» WORK REQUIRED
Wherever a line in the material contains the word "structured", copy that line.
+++
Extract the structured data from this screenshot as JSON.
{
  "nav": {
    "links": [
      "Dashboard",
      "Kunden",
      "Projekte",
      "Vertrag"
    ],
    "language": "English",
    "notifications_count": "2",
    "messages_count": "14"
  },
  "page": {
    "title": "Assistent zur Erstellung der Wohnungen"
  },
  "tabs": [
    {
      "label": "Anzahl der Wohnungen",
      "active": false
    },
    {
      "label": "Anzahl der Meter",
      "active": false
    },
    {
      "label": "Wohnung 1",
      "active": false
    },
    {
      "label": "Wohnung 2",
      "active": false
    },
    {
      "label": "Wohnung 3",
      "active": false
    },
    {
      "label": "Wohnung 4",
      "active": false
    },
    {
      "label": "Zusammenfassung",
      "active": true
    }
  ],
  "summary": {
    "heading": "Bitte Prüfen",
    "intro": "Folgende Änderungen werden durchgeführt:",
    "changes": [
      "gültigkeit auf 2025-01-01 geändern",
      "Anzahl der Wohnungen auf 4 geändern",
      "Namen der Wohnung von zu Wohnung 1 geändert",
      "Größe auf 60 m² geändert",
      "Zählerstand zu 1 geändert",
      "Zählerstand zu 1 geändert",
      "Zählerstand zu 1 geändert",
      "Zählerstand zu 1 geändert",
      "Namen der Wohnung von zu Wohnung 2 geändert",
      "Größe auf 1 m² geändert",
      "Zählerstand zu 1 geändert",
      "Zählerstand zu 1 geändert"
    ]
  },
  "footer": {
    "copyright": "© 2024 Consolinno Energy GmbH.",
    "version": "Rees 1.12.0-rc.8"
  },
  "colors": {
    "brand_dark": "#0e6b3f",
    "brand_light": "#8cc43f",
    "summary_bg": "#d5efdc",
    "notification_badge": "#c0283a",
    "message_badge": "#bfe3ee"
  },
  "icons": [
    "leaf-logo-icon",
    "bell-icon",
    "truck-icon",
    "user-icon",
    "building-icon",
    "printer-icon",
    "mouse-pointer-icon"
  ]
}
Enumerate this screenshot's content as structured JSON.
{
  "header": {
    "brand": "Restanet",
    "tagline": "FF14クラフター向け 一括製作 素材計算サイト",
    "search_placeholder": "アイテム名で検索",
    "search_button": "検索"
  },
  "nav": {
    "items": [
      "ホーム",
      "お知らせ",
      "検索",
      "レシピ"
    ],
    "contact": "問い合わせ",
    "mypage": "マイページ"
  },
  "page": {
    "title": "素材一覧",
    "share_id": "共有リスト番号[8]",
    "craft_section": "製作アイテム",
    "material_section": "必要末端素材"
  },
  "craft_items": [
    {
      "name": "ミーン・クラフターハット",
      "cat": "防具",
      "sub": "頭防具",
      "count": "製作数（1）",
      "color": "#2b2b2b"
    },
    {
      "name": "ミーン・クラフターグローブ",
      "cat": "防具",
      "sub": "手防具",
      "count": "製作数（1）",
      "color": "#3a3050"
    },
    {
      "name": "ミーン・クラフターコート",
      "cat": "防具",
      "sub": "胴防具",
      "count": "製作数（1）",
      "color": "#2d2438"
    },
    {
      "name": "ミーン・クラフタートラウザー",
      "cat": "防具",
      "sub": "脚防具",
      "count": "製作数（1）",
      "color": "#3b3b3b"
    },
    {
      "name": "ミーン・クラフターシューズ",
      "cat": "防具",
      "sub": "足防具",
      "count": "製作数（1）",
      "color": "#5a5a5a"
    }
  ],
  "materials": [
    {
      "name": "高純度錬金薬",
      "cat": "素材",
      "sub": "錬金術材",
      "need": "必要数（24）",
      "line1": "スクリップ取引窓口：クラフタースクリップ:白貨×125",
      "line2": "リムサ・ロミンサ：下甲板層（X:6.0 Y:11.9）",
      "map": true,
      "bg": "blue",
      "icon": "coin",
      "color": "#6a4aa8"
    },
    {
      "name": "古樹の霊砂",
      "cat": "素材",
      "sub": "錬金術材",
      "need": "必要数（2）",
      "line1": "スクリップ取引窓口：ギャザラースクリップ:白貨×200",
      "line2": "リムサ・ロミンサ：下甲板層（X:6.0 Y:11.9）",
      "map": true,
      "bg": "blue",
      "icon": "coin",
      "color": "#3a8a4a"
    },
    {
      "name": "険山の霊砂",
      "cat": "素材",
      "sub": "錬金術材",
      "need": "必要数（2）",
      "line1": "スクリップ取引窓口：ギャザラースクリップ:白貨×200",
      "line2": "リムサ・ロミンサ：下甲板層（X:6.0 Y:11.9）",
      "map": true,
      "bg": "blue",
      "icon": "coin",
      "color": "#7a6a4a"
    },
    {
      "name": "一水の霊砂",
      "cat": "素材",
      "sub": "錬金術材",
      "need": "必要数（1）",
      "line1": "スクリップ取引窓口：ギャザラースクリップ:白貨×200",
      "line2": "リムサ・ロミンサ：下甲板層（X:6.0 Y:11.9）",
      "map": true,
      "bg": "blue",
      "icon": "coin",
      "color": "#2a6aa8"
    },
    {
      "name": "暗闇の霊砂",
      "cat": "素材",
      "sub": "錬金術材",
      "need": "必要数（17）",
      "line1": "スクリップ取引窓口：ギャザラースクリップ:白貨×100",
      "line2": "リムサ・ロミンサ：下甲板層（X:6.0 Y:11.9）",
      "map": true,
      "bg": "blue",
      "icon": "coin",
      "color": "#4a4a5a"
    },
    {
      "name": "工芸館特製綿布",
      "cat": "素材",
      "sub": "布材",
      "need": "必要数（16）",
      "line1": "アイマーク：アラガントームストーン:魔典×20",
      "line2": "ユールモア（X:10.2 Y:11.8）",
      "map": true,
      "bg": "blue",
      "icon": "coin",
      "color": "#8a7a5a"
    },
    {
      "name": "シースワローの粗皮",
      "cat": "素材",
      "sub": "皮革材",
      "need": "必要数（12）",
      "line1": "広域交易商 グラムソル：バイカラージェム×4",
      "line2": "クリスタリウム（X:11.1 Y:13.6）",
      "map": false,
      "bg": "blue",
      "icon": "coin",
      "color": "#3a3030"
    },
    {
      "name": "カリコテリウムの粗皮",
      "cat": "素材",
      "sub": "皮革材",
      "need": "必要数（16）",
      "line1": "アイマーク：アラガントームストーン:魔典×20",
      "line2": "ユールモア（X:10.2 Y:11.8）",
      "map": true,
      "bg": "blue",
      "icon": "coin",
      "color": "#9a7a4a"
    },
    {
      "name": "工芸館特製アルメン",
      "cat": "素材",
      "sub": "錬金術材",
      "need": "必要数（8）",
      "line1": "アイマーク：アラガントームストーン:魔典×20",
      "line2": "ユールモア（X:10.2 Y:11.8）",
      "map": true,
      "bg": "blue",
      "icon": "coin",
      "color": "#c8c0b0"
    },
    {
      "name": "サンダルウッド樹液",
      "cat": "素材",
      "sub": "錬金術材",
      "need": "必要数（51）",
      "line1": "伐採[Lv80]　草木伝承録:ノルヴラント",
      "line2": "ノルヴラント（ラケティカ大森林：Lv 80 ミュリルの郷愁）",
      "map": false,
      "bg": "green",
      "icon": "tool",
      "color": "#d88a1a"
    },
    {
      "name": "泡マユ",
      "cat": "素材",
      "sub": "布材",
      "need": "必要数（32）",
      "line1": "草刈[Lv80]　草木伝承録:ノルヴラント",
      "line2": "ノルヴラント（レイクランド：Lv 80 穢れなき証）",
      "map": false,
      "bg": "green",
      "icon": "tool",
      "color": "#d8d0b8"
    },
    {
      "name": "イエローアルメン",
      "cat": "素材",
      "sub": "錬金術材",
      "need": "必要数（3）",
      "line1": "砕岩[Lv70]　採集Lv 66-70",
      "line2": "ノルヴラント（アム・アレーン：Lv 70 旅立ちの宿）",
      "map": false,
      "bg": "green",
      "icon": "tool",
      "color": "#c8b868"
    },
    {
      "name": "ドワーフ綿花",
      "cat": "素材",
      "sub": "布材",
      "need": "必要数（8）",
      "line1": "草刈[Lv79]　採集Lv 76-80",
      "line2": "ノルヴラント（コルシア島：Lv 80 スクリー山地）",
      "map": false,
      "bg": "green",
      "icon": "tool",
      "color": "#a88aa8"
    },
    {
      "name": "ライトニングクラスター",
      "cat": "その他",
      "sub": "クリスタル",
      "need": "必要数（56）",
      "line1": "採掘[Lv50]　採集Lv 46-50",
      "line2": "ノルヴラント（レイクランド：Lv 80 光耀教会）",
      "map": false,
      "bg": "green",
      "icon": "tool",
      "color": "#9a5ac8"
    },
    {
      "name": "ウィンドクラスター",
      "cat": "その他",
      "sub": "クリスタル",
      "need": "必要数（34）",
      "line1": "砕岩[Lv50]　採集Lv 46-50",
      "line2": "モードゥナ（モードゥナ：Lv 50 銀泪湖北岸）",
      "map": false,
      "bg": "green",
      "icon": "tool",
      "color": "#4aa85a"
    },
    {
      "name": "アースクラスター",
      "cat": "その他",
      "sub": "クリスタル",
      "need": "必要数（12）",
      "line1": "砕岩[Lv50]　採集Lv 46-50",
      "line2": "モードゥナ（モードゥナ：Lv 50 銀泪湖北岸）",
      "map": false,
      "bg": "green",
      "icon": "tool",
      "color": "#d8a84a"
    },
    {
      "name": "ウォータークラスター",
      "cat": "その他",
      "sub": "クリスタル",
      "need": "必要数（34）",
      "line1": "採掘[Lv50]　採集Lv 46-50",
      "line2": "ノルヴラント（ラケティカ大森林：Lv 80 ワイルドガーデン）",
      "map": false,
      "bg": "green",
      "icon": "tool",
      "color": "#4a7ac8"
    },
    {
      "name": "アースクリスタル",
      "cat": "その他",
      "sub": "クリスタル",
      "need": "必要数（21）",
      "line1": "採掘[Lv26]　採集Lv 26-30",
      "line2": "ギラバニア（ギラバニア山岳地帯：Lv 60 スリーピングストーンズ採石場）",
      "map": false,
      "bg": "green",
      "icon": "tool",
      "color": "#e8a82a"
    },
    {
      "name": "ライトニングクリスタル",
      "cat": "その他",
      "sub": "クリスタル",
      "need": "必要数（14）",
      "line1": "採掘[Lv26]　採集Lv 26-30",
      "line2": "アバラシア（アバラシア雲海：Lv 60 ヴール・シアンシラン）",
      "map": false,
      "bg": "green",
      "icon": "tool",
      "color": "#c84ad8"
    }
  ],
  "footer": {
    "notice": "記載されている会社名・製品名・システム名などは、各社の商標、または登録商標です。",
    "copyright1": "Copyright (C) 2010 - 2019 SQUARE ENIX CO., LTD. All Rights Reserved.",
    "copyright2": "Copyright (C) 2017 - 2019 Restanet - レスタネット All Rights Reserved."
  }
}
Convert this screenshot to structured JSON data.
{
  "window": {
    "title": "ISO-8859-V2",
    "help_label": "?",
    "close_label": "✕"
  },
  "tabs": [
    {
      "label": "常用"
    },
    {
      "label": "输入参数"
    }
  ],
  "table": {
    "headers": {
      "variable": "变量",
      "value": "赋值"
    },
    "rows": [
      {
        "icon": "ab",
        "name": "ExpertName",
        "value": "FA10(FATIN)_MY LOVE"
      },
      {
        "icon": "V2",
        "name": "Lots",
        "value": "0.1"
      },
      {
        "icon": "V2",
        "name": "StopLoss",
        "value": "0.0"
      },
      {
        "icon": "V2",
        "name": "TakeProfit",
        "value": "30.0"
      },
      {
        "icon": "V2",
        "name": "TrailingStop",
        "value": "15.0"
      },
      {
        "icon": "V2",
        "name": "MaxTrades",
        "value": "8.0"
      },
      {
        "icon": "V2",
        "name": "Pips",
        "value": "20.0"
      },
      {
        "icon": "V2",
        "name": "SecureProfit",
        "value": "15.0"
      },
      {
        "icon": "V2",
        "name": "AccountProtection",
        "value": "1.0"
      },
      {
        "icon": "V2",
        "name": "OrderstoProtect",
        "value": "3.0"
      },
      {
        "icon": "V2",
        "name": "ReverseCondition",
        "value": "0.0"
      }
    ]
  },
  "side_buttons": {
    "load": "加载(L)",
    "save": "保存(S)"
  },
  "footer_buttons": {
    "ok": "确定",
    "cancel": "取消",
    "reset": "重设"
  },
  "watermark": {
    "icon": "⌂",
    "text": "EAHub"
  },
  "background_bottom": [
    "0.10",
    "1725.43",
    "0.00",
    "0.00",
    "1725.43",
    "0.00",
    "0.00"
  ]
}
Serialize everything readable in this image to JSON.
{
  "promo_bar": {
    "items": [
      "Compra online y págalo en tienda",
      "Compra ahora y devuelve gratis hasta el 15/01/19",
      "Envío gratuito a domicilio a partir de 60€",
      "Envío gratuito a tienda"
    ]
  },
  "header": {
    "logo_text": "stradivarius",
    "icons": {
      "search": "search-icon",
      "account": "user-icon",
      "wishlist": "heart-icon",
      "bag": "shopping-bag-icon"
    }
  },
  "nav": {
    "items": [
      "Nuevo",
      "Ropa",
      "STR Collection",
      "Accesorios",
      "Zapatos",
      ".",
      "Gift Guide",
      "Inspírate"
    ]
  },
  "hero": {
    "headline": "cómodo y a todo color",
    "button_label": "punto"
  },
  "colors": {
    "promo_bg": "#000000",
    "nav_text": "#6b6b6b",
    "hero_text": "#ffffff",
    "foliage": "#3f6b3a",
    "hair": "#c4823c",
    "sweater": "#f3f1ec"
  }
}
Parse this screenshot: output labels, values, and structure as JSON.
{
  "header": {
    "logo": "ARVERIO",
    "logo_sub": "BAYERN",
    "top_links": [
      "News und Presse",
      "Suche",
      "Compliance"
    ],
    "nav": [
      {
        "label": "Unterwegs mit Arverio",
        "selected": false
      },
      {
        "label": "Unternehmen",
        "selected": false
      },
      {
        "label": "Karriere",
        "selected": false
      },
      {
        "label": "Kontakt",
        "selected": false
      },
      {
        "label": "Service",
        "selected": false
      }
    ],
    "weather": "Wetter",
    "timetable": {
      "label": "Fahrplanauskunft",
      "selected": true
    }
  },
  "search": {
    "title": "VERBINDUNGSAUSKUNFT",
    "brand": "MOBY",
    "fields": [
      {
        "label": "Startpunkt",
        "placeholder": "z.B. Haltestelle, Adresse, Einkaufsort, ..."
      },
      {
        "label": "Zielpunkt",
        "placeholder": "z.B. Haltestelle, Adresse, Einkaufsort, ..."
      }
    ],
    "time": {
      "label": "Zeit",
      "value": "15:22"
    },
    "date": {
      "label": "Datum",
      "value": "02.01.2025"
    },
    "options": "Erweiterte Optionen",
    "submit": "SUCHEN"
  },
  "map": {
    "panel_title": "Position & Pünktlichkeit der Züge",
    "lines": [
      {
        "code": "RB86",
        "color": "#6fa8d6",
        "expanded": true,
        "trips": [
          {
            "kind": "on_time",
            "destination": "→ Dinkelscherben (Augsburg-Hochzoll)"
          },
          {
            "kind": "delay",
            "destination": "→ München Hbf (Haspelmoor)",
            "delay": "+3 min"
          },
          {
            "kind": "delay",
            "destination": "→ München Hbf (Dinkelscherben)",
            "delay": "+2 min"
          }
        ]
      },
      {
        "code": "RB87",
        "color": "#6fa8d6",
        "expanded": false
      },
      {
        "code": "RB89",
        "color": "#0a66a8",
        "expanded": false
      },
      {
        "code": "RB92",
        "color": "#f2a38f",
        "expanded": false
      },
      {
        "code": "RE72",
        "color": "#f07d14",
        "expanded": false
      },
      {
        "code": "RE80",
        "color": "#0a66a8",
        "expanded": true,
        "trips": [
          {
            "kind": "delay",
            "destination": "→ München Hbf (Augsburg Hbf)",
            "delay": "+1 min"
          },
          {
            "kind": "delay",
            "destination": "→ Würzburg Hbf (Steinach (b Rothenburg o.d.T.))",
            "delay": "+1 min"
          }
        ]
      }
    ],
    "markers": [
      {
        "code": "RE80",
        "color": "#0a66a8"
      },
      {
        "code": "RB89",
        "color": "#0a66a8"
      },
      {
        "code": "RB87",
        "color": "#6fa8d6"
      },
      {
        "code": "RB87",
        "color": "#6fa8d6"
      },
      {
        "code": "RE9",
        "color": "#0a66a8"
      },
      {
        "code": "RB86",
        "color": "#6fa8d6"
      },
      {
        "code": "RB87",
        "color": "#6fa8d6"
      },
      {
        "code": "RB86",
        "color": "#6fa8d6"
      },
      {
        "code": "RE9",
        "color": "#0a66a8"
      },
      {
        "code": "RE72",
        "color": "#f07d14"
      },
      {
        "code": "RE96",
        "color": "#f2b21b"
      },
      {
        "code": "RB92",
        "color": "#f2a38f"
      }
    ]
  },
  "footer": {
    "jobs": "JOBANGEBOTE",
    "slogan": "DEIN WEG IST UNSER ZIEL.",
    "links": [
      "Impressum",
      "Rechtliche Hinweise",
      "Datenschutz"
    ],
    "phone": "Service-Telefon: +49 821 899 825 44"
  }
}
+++
» EXPECTED OUTPUT
Extract the structured data from this screenshot as JSON.
Enumerate this screenshot's content as structured JSON.
Convert this screenshot to structured JSON data.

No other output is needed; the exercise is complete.